**Stored data**
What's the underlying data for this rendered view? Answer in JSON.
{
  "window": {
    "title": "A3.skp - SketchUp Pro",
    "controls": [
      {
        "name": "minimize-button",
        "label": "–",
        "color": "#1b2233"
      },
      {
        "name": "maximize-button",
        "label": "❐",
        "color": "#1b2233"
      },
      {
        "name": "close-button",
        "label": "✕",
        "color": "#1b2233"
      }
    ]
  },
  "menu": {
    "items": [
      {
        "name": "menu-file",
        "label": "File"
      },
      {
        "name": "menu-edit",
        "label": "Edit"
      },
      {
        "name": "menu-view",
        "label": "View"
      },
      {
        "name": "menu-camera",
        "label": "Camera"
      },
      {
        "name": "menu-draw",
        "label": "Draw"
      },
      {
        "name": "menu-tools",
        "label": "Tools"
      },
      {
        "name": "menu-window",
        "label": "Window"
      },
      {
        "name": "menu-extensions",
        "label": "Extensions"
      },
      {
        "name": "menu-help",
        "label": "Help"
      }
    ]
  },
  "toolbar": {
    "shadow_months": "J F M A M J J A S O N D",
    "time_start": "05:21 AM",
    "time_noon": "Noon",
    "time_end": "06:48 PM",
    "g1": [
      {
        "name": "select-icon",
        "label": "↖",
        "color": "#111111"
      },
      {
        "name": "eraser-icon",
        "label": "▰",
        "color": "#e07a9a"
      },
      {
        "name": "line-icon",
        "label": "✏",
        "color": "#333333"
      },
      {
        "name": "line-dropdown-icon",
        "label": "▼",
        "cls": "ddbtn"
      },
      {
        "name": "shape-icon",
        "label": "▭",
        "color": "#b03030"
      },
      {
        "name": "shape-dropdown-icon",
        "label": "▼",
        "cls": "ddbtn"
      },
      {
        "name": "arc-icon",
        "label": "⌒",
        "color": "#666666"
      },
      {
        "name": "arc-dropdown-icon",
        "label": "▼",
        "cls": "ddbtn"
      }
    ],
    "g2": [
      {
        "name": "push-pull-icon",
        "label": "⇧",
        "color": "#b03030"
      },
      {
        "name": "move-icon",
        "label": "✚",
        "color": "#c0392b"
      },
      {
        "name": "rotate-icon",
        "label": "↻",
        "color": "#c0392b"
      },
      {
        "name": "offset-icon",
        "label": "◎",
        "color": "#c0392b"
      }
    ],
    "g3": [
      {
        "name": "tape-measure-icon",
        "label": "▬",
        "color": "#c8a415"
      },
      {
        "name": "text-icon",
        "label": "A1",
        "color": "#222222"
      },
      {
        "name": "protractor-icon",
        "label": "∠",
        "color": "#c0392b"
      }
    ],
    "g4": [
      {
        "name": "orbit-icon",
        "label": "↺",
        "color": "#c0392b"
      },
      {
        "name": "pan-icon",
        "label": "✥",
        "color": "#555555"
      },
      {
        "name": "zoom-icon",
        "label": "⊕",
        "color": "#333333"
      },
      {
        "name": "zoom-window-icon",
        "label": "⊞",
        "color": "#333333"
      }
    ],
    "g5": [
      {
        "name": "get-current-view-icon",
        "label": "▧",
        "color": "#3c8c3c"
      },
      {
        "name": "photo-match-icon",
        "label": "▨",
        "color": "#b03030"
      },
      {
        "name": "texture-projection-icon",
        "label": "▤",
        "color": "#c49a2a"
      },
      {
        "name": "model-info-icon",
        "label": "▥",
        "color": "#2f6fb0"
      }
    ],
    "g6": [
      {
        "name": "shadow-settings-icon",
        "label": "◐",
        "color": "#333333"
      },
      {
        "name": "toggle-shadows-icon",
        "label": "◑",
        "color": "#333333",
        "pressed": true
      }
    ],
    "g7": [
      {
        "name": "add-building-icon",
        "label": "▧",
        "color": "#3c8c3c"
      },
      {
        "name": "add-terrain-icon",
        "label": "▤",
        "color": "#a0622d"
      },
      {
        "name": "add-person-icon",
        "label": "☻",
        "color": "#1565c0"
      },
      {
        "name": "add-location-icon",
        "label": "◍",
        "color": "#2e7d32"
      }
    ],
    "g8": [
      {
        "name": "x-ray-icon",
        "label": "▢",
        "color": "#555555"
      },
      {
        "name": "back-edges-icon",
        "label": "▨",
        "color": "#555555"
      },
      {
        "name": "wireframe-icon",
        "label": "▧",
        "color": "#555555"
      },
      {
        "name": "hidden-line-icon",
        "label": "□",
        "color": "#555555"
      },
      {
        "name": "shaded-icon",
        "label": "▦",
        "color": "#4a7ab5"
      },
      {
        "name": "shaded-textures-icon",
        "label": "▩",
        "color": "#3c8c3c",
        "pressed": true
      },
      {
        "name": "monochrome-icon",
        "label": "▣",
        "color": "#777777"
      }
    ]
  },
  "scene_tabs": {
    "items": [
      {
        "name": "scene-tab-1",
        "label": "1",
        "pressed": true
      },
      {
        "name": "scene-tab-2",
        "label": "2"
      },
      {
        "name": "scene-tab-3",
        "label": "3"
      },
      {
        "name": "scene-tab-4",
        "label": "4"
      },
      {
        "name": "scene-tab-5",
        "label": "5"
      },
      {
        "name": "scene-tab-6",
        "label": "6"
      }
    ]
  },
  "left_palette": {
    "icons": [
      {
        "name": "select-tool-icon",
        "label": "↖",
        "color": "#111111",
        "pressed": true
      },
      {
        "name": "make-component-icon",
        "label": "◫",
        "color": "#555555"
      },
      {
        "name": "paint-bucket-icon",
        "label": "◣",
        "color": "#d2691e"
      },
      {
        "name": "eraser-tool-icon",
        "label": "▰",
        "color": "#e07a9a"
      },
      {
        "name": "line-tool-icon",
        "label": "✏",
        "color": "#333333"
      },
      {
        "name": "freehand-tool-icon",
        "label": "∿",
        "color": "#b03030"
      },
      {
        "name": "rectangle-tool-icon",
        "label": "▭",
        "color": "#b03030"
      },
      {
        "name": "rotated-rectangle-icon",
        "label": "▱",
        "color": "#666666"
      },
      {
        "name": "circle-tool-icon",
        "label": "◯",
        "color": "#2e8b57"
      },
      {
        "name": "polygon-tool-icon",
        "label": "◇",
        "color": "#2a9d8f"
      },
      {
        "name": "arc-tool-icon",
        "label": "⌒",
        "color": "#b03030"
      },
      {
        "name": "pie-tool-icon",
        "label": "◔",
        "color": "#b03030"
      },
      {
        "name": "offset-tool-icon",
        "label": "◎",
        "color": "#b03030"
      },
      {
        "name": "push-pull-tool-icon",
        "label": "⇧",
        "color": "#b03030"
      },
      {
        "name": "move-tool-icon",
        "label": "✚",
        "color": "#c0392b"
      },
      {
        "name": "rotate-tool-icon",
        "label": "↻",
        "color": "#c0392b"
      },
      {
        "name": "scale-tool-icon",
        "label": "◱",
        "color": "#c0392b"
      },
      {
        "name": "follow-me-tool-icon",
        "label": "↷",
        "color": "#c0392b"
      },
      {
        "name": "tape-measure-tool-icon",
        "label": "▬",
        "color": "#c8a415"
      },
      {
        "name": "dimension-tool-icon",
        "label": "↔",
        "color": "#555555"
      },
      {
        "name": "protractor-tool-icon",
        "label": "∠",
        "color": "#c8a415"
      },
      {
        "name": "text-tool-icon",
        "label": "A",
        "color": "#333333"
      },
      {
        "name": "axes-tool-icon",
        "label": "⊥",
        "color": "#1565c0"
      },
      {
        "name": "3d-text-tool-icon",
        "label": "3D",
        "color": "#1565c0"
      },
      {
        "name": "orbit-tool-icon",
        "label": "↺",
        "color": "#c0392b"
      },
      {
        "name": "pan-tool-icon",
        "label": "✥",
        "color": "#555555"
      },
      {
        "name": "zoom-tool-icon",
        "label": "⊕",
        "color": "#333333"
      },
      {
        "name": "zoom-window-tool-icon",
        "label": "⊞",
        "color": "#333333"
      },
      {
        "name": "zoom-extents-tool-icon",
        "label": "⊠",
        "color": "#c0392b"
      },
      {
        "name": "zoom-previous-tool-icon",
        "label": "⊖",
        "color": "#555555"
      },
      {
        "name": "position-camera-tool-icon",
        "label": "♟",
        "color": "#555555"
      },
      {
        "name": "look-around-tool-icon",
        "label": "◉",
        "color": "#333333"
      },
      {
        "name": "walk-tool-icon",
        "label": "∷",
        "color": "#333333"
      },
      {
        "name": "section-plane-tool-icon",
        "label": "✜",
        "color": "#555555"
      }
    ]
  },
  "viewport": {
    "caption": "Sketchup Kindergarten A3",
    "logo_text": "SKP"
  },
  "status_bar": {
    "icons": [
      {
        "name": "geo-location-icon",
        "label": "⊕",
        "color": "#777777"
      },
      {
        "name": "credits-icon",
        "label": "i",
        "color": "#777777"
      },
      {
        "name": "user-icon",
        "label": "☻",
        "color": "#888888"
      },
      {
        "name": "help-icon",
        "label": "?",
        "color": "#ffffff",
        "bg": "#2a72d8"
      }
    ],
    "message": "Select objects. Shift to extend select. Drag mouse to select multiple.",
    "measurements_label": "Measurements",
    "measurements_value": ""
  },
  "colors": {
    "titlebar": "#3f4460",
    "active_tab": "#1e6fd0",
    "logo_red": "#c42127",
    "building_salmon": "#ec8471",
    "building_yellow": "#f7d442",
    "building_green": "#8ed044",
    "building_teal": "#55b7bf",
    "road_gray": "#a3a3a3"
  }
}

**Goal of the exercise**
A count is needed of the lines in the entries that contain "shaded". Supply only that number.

**Exercise output**
2